Given data START

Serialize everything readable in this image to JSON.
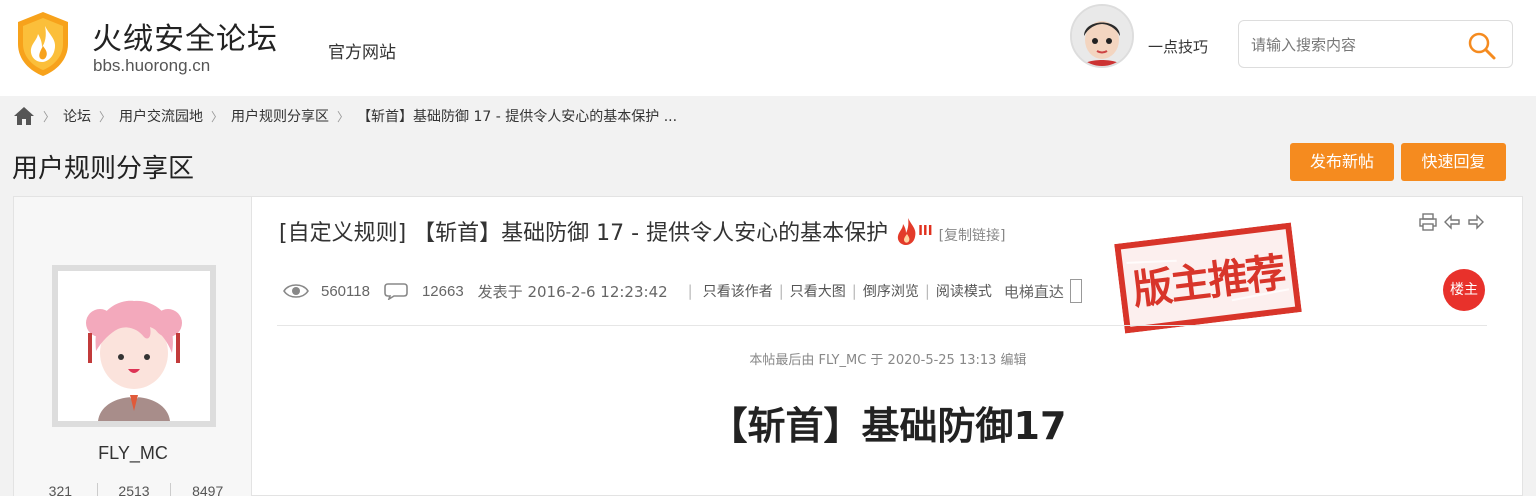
{
  "header": {
    "site_name": "火绒安全论坛",
    "site_url": "bbs.huorong.cn",
    "nav_link": "官方网站",
    "user_name": "一点技巧",
    "search_placeholder": "请输入搜索内容"
  },
  "breadcrumb": {
    "items": [
      "论坛",
      "用户交流园地",
      "用户规则分享区",
      "【斩首】基础防御 17 - 提供令人安心的基本保护 ..."
    ]
  },
  "section": {
    "title": "用户规则分享区",
    "new_post_label": "发布新帖",
    "quick_reply_label": "快速回复"
  },
  "author": {
    "name": "FLY_MC",
    "stats": [
      "321",
      "2513",
      "8497"
    ]
  },
  "post": {
    "title": "[自定义规则] 【斩首】基础防御 17 - 提供令人安心的基本保护",
    "level_mark": "III",
    "copy_link": "[复制链接]",
    "views": "560118",
    "replies": "12663",
    "posted_at": "发表于 2016-2-6 12:23:42",
    "actions": [
      "只看该作者",
      "只看大图",
      "倒序浏览",
      "阅读模式"
    ],
    "jump_label": "电梯直达",
    "stamp_text": "版主推荐",
    "floor_badge": "楼主",
    "edit_note": "本帖最后由 FLY_MC 于 2020-5-25 13:13 编辑",
    "heading": "【斩首】基础防御17"
  },
  "colors": {
    "accent": "#f58b1f",
    "badge": "#e8312b",
    "stamp": "#d8352a"
  }
}
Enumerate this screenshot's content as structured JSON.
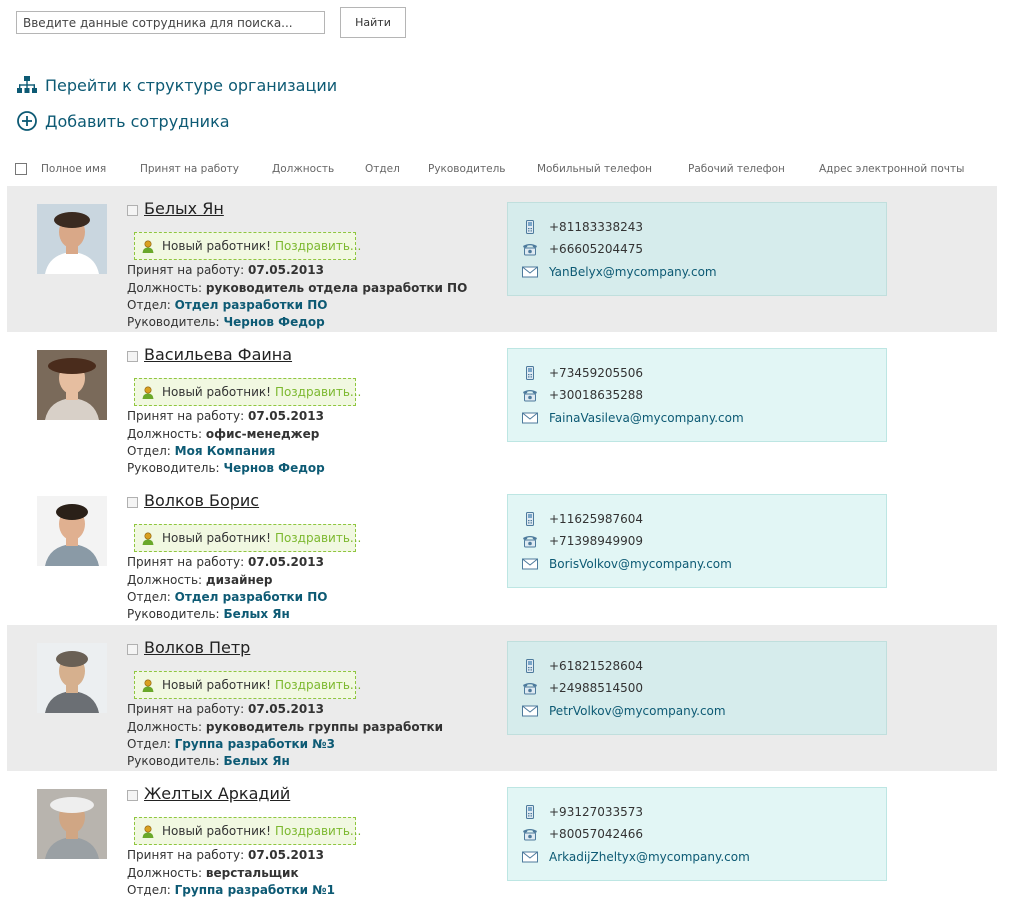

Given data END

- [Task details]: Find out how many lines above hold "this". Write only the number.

- [Task output]: 2